The required answer is each line in the entries below where "GmbH" occurs.
· · · ·
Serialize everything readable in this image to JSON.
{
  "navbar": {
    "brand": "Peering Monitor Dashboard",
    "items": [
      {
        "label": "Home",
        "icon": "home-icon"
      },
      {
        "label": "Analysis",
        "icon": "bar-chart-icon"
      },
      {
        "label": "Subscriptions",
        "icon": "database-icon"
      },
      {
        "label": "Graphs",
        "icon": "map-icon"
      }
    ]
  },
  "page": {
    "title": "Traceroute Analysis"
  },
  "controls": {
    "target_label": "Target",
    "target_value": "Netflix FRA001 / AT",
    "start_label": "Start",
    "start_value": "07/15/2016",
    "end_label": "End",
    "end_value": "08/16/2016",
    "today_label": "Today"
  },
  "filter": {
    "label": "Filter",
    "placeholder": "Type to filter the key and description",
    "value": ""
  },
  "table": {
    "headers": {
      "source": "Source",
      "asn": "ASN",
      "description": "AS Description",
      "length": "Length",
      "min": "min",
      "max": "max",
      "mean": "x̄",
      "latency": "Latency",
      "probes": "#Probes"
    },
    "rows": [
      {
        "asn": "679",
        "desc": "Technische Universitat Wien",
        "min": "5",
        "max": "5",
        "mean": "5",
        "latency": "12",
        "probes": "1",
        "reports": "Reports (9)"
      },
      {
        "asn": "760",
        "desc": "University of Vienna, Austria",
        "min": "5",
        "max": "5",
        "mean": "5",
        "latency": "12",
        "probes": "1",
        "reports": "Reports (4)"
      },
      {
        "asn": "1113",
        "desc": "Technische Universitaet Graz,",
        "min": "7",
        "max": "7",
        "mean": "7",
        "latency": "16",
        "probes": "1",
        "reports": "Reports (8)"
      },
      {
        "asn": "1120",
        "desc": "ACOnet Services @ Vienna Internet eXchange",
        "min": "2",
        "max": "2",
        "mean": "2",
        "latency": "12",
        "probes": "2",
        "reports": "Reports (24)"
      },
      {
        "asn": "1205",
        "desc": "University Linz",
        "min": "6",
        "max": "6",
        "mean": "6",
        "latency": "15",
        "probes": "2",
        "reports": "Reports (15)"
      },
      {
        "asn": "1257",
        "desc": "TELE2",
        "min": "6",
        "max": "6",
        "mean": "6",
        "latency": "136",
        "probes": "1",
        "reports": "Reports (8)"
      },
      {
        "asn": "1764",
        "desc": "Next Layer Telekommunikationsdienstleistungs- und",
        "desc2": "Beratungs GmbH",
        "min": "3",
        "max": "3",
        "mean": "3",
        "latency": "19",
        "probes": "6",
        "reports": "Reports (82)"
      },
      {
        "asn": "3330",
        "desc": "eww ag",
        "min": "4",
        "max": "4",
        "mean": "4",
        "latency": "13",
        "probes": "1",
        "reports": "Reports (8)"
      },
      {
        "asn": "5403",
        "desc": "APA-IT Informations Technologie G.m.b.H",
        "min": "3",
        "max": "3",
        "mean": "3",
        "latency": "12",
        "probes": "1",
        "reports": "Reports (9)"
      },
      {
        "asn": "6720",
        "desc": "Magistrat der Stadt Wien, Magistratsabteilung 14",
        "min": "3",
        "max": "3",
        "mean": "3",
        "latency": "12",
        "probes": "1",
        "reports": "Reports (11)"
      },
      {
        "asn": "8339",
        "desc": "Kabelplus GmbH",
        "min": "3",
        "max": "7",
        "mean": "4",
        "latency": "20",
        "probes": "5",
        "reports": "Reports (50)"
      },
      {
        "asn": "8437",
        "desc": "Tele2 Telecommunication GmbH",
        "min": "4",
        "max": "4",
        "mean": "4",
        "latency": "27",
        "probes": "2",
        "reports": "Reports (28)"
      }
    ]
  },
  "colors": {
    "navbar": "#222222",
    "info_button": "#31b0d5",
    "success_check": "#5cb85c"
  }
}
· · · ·
* _SOLUTION FOR THIS EXERCISE_
        "desc2": "Beratungs GmbH",
        "desc": "Kabelplus GmbH",
        "desc": "Tele2 Telecommunication GmbH",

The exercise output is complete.